First, pick a good time and place, when you both have time to talk, says Dr. Henry: “Wait until you’re sitting on the couch watching TV or eating dinner.” And, when you find the right time to bring up the problem, lead with something positive. “Rather than saying, ‘Hey, I’ve noticed that every time you go down on me you do XYZ, and I hate that,’” Dr. Henry explains, “go with, ‘You know, I really love it when you do XYZ and I wish you’d do it more often.’” Praise — genuine praise — will reassure your S.O. that you enjoy having sex with them and want to continue, and they’ll be more open to hearing you voice your concerns.

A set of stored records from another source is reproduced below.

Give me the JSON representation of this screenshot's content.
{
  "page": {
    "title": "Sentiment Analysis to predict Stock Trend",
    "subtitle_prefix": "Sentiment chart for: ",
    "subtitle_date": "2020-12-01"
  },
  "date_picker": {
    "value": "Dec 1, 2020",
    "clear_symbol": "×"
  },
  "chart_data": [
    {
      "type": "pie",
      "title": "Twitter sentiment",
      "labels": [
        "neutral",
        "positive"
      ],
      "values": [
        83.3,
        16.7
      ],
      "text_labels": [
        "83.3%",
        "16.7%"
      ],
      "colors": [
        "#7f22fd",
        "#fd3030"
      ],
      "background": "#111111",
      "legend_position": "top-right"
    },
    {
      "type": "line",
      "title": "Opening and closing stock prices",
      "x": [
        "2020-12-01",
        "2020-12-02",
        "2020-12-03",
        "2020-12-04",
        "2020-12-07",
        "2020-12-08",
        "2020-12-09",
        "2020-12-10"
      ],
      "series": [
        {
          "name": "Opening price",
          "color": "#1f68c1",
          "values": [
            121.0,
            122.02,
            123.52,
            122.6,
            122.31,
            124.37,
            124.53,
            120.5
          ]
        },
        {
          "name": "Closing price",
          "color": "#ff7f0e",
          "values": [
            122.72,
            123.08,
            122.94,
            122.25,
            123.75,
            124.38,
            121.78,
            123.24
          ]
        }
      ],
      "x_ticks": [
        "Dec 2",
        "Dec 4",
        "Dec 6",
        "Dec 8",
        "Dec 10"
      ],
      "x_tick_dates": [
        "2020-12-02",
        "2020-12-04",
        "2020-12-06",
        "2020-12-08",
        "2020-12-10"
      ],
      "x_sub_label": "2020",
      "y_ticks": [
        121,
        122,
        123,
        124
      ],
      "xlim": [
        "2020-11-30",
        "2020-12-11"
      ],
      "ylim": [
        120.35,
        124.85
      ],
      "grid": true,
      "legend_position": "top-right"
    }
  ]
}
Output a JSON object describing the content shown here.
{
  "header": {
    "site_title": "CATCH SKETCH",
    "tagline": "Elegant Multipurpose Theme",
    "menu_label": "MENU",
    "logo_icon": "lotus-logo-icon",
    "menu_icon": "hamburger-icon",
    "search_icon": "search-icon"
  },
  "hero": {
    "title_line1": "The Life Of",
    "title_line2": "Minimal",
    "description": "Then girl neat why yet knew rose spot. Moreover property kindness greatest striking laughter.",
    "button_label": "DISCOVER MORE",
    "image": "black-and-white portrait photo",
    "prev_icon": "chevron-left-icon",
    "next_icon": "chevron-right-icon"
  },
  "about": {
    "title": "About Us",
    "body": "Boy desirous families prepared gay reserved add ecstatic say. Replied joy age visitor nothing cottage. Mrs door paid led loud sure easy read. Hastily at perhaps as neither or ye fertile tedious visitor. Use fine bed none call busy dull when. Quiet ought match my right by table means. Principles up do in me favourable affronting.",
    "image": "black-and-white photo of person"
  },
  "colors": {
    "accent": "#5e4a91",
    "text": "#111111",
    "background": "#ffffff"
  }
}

That being said, don’t feel like you need to do all the talking. In fact, it’s probably a bad sign if this is how the talk goes. “Sex isn’t all about you,” Dr. Henry tells Shape. Be prepared to listen to your partner — and to find a compromise once you hear their perspective. Looking at this conversation as an opportunity to get to know each other’s preferences will help you find a solution, and end on a positive, hopefully sufficiently sexy, note.
By: Sara Coughlin